 My first batch were made with pumpkin seeds and were plain vanilla, filled with the Brave Tart's German Buttercream (my go-to Buttercream recipe for a lot of reasons).  Aren't they cute?  Little feet and everything.  They were a tad undermixed, judging from the little peaks.  But all in all, not bad for a first try, eh?
Then I got a wee bit overconfident for a beginner.
My next batch I made with hazelnuts and cocoa.  Which was probably the issue - cocoa tends to alter batter texture and make it seize just a bit.
Because I sifted.

I mixed.

I checked batter consistency.

Then mixed a bit more.  When I THOUGHT I was ready, I piped.

I banged them on the counter.  I baked, rotating the trays halfway through.
And this happened.

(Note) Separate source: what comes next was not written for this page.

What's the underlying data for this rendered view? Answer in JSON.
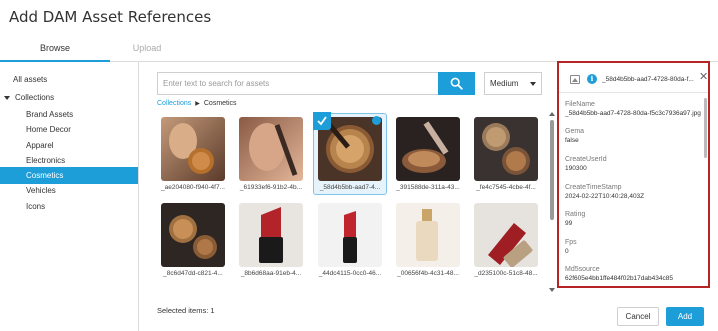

Stella, (The Brave Tart herself) is a delight and a wonderful resource.  She lets you post pictures to her Facebook page for troubleshooting.  Her judgment was that I had a streak of unincorporated meringue in my batter that caused the cracking.
Know what?  I took the rest of the buttercream from the vanilla batch, threw in 1/2 c. of Nutella...  and they were still delicious, cracks and all.

Undeterred, I went on to make another batch.  These are again made with pumpkin seeds.  I added some lemon zest, lemon juice, and yellow food color to the batter, and filled them with lemon curd.

Still slightly undermixed - little peaky tops - but still delicious.
Why did I share the failed batch?  Because you learn more from the failures, and you might learn a bit from mine.  I know now what undermixed batter looks like.  It crossed my mind to deliberately overmix the lemon batter, but in the end I couldn't quite bring myself to do it.  I suspect that I will eventually do it anyway - and then I'll know what overmixed batter looks like.  I suspect that if I can do 8-10 batches of macarons within a 6-8 week period (so I don't forget what things look like) I'll have a lock on the macaron.  And at least I'll succeed more often.  Maybe there's a new goal.
So, what have I learned?  I need to make more macarons!  Because they taste fabulous no matter what they look like.
Special thanks to Stella at The Brave Tart and the wonderful folks who put on the First on the First Blog hop for giving me the tools I needed and the little "push" necessary to join in the Macaron Madness.